**Task objective**.
The output should be every line below that includes the word "value".

[Items from an interface collection]
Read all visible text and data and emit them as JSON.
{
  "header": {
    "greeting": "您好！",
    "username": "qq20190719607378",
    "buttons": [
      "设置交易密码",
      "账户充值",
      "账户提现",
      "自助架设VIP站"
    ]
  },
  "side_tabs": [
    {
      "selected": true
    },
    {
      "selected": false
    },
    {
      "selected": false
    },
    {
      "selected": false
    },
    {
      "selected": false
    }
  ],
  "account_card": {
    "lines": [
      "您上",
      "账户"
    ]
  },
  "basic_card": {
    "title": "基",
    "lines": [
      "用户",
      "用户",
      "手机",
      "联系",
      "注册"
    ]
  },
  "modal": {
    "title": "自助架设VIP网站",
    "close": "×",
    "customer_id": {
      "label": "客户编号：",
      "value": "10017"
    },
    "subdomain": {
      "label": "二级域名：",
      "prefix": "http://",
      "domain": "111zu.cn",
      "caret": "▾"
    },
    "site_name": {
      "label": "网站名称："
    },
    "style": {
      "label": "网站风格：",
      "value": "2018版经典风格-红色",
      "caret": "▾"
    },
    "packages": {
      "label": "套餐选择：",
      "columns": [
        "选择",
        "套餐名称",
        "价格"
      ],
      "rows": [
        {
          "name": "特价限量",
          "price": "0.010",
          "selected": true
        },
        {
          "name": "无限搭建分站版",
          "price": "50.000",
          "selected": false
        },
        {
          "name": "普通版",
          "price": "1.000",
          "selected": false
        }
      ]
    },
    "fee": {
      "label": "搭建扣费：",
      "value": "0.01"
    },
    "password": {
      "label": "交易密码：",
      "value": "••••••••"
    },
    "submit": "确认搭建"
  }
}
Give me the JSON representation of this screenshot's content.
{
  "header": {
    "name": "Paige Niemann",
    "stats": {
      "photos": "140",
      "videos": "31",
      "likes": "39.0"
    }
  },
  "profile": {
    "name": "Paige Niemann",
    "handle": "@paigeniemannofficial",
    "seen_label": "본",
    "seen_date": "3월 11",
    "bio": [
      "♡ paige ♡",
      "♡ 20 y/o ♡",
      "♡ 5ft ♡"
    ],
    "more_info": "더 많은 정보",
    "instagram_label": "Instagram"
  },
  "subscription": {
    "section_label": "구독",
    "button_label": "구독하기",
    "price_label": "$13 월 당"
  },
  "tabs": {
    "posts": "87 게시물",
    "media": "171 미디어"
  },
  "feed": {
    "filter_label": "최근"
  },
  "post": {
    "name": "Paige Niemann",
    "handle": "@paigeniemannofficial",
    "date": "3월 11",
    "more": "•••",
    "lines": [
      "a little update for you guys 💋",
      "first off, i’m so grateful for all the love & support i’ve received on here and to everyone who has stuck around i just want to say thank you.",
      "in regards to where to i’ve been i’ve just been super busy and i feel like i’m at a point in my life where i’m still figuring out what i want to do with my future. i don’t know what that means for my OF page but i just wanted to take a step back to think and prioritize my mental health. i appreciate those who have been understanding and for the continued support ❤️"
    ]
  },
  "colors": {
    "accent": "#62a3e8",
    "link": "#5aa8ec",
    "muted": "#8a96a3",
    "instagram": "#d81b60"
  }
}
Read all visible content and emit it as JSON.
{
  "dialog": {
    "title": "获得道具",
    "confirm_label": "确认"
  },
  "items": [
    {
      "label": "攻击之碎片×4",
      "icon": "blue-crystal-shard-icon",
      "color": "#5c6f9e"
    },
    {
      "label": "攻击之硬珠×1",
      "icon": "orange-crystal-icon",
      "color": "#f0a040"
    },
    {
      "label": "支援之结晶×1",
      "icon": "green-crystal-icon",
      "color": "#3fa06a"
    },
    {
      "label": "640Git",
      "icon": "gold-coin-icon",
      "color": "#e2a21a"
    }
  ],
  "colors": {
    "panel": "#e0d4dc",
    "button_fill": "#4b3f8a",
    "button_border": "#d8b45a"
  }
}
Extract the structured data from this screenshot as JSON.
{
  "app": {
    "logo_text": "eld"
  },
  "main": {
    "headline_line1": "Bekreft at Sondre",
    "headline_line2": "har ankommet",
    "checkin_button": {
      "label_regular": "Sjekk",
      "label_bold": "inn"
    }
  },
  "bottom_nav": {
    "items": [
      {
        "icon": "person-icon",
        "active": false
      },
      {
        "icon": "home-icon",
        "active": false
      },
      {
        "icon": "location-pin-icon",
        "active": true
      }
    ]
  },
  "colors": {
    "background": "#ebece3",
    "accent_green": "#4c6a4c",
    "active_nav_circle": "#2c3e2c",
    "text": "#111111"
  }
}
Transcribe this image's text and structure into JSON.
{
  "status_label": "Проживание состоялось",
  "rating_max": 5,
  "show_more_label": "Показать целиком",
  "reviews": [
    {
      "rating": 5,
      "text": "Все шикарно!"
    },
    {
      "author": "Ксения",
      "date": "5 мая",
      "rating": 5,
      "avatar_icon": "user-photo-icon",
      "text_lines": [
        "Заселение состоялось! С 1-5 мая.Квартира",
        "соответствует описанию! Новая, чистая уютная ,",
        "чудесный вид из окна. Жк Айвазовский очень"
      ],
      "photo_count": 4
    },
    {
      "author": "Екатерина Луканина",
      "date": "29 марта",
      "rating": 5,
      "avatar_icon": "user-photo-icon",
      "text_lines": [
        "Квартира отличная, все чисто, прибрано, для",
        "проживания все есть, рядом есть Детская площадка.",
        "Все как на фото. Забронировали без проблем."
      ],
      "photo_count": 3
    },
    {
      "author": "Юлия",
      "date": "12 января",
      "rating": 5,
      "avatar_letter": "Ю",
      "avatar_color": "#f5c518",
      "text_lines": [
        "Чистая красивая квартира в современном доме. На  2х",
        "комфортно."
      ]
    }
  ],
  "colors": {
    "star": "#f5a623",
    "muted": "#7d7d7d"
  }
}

**Reply**.
      "value": "10017"
      "value": "2018版经典风格-红色",
      "value": "0.01"
      "value": "••••••••"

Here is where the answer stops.